Elephants for Africa strives to protect, preserve, and conserve elephants through research and education.
Our first research project, on adolescent male elephant behaviour, was started by Dr Kate Evans in the Okavango Delta, Botswana in 2002. In 2012 we moved our research base to the Makgadikgadi National Park, but our research focus remains on the ecological and social requirements of male elephants. With careful nurturing and commitment we have grown into the registered non-profit organisation that we are today.
Botswana is home to the largest remaining population of elephants on Earth. In addition to being a political and economic success story, the country is a haven for wildlife with over a third of its land set aside as wildlife management areas and game reserves.
We have a holistic approach to our research, understanding the requirements of both the animals and humans living alongside them. As male elephants are the main crop raiders our research is primarily focused on male elephants, under two main themes:
- Behavioural Ecology
By understanding the social and ecological requirements of male elephants we can effectively target conservation efforts, particularly in light of ever-increasing change in environmental conditions brought about by human population growth and anthropogenically-induced climate change.
- Human-Wildlife Conflict
Communities living alongside wildlife areas often have a difficult time making a living from farming as elephants can see their crop as a resource and eat it, by working in partnership with farmers we hope to improve their livelihood by giving them access to information on how to protect their crops as well as how to be safe around wildlife.

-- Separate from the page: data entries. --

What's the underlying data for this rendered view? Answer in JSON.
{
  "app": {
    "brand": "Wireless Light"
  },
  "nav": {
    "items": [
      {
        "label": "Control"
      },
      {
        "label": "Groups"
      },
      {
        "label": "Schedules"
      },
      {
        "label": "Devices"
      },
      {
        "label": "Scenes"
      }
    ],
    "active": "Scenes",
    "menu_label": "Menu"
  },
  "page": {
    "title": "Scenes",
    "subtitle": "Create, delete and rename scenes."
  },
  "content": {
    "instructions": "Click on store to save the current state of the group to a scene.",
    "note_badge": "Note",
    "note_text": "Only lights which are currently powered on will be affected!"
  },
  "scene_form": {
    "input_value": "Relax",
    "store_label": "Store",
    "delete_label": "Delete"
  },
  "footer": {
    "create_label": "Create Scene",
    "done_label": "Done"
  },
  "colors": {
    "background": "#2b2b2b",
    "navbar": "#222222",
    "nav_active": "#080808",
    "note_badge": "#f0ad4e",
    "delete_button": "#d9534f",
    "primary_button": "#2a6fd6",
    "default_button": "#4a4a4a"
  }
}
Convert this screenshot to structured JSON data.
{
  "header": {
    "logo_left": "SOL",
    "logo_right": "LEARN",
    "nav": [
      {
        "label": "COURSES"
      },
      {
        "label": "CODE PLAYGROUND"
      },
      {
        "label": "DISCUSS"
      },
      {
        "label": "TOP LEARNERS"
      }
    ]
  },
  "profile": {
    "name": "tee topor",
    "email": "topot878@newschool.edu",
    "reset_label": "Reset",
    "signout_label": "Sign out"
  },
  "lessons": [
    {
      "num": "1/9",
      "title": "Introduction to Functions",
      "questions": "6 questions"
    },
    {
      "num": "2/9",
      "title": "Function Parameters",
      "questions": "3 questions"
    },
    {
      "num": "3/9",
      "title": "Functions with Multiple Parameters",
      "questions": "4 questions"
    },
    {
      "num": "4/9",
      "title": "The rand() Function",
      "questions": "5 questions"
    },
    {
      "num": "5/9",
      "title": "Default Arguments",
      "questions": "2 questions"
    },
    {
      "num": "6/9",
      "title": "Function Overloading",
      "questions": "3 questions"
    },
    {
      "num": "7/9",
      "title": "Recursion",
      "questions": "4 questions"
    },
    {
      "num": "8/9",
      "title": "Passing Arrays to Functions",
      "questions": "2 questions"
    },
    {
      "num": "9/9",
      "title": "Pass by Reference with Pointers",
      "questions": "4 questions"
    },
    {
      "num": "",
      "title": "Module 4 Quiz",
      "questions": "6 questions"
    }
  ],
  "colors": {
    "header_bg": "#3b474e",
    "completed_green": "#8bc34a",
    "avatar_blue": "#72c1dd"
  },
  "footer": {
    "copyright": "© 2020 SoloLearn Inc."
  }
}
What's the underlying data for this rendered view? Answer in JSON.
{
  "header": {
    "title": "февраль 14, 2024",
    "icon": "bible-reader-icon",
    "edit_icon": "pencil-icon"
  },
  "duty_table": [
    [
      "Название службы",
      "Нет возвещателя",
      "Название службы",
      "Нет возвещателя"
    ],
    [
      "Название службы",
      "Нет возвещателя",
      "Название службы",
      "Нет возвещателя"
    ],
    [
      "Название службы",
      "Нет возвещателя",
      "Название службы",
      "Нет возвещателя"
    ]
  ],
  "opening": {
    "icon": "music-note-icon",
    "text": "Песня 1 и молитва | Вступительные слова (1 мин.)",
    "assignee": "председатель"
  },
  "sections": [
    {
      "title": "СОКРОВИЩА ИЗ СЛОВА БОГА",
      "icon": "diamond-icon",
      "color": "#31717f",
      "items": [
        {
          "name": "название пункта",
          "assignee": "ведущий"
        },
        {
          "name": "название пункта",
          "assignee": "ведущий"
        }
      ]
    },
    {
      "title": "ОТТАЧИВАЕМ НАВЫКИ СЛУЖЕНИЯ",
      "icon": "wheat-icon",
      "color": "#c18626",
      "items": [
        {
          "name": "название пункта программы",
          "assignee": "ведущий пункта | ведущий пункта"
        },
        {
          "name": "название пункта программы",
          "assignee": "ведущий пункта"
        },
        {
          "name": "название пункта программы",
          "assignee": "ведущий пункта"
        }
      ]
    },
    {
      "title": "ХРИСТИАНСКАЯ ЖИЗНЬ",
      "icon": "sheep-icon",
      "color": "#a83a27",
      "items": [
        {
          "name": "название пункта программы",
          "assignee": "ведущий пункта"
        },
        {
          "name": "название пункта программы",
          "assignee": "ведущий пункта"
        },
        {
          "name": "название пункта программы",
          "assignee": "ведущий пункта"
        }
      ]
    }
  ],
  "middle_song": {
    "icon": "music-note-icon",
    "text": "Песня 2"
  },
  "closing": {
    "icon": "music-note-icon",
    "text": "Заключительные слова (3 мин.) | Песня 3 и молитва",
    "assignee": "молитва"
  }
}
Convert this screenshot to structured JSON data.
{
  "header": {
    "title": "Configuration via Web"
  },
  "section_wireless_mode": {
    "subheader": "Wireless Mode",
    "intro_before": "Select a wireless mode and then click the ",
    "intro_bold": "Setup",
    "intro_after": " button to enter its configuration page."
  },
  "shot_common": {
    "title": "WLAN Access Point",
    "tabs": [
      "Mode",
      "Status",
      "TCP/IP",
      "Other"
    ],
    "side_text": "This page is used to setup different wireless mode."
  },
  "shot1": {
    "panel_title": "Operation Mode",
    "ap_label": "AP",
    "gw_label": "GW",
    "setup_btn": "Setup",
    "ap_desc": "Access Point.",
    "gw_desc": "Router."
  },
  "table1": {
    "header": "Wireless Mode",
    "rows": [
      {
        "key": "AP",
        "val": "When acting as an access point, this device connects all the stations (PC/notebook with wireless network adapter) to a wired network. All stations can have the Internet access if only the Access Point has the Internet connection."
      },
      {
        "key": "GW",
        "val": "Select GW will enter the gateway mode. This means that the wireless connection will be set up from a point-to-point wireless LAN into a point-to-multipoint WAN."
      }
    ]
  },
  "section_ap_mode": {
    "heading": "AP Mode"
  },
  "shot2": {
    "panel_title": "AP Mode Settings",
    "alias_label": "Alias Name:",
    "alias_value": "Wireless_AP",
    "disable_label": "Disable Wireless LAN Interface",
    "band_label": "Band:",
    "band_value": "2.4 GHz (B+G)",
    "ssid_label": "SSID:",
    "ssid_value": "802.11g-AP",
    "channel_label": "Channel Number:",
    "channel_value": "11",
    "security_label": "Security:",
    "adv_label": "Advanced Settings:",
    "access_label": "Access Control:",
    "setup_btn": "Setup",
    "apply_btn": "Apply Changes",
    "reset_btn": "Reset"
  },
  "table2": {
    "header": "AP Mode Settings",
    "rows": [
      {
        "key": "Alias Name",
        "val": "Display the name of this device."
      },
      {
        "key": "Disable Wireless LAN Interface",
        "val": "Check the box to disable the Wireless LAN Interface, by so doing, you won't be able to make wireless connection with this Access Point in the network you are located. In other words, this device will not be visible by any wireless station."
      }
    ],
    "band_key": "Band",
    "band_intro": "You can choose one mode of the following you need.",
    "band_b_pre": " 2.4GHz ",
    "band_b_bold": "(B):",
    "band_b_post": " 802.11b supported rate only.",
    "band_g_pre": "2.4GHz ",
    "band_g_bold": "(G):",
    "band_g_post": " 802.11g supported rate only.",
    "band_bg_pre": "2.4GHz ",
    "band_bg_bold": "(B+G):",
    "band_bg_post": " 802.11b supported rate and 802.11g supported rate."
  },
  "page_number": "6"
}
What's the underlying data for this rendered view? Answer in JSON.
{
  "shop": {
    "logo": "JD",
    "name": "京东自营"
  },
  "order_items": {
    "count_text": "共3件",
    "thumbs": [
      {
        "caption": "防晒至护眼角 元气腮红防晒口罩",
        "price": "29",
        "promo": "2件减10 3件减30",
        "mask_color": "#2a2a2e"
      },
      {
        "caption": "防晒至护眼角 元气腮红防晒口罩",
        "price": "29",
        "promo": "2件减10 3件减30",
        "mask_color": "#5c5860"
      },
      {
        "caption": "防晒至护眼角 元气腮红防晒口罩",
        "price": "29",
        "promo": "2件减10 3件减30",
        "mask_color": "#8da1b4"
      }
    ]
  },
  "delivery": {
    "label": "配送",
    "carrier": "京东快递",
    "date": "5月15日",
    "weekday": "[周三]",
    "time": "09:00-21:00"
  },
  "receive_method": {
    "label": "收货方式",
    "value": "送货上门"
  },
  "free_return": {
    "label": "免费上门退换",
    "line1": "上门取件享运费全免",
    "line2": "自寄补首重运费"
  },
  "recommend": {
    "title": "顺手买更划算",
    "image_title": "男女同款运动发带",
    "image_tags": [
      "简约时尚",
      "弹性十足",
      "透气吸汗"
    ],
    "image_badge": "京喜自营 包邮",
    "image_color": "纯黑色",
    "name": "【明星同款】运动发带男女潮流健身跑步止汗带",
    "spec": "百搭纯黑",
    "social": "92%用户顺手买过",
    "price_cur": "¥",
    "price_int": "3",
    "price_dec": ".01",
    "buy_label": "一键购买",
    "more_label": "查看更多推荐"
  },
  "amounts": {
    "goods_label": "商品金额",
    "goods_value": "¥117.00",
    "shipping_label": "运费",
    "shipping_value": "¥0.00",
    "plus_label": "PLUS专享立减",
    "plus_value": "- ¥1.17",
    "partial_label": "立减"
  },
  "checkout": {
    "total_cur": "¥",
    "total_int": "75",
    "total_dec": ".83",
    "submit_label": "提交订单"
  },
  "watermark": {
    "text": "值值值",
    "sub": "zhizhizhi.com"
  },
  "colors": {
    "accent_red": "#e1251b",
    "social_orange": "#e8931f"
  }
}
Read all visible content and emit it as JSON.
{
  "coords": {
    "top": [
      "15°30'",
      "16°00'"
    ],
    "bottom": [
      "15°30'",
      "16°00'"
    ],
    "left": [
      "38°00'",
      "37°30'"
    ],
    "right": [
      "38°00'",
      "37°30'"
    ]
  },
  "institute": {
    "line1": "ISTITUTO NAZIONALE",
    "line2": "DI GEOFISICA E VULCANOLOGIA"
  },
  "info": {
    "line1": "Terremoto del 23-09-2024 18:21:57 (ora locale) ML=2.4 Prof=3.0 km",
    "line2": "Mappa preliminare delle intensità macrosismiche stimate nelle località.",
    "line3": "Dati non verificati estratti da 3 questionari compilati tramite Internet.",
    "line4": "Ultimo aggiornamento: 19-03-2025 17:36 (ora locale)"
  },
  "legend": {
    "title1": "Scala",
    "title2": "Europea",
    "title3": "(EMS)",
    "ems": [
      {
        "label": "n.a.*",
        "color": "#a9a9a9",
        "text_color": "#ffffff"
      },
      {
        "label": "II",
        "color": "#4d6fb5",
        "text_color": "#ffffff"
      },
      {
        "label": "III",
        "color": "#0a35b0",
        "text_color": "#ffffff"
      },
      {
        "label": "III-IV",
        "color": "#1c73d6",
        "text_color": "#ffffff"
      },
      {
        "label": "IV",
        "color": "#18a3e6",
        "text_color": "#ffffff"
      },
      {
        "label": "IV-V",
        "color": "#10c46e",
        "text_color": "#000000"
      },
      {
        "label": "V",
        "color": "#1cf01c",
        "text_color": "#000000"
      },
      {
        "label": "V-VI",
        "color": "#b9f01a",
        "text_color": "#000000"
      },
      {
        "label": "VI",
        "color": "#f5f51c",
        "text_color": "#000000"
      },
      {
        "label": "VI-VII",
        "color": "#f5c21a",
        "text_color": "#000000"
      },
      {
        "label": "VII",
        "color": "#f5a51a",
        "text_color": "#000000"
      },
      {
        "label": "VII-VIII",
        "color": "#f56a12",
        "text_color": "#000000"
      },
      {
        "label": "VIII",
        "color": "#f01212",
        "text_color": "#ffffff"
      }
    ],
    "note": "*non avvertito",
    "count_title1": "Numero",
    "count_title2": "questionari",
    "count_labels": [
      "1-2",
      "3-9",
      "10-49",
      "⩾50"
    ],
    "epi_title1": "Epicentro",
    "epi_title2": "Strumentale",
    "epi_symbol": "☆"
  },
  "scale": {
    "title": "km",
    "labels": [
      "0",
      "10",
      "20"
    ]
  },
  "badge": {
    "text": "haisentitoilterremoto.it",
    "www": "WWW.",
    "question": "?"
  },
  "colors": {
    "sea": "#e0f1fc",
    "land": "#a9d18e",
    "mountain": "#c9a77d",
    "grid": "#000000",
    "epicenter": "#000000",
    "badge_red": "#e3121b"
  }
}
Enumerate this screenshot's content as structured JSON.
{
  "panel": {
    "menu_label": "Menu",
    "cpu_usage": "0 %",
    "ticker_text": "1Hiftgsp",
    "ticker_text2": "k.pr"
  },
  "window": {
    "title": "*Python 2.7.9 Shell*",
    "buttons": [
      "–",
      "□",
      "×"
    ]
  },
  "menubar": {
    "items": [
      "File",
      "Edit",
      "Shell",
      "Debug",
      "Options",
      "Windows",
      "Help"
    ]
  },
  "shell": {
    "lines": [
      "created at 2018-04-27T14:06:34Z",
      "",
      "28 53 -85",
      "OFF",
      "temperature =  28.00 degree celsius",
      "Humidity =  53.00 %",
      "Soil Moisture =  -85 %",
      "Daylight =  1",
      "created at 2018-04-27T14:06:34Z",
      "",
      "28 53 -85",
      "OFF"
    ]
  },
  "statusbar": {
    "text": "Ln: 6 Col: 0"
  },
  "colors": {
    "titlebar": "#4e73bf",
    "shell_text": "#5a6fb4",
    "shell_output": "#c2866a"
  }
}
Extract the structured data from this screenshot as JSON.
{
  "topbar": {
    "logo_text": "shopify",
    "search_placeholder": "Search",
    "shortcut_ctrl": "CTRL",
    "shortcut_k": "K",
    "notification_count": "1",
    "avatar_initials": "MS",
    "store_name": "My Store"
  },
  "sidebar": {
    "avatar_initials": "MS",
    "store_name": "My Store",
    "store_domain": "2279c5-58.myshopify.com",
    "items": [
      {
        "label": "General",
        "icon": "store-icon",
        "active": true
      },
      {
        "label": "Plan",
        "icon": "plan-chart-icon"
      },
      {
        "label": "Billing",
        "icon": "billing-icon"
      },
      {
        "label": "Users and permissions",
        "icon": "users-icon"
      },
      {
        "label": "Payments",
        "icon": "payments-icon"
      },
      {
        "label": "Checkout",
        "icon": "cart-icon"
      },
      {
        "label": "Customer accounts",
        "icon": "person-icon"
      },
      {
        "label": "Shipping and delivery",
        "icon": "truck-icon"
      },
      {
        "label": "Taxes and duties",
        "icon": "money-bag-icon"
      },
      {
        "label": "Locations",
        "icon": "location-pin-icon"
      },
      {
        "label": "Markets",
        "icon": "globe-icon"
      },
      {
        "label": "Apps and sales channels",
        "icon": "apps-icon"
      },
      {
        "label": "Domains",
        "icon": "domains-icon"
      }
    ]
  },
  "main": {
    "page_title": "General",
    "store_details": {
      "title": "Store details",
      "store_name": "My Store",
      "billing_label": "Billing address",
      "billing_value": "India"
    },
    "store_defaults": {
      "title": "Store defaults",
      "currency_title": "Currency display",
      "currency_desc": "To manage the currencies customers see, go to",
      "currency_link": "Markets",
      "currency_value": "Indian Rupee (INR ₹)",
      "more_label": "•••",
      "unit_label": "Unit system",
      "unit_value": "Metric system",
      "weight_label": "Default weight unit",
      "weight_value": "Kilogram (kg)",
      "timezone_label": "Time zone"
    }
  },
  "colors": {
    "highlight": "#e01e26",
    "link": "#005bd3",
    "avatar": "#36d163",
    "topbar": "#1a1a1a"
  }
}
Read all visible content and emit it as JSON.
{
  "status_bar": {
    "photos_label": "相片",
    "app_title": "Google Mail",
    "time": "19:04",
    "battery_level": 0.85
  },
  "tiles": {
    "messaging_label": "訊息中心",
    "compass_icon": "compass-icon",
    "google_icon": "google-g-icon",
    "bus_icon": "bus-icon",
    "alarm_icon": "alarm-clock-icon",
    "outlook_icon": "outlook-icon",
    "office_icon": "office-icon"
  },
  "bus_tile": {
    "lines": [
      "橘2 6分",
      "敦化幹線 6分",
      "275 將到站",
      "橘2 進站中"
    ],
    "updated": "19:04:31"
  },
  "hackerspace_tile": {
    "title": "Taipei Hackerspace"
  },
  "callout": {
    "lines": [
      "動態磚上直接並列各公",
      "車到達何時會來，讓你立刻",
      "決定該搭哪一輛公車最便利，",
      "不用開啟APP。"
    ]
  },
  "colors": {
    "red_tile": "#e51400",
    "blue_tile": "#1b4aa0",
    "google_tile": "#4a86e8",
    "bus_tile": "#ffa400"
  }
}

Elephants for Africa aims to inspire people to be the conservation leaders of the future.
Our education program seeks to improve the long-term survival of elephants and the quality of life of local communities by creating capacity-building opportunities for local youth leading to increased employment into the wildlife sector, and to increase local communities’ ability to manage human-elephant conflict and realize the potential of elephants as a crucial natural resource.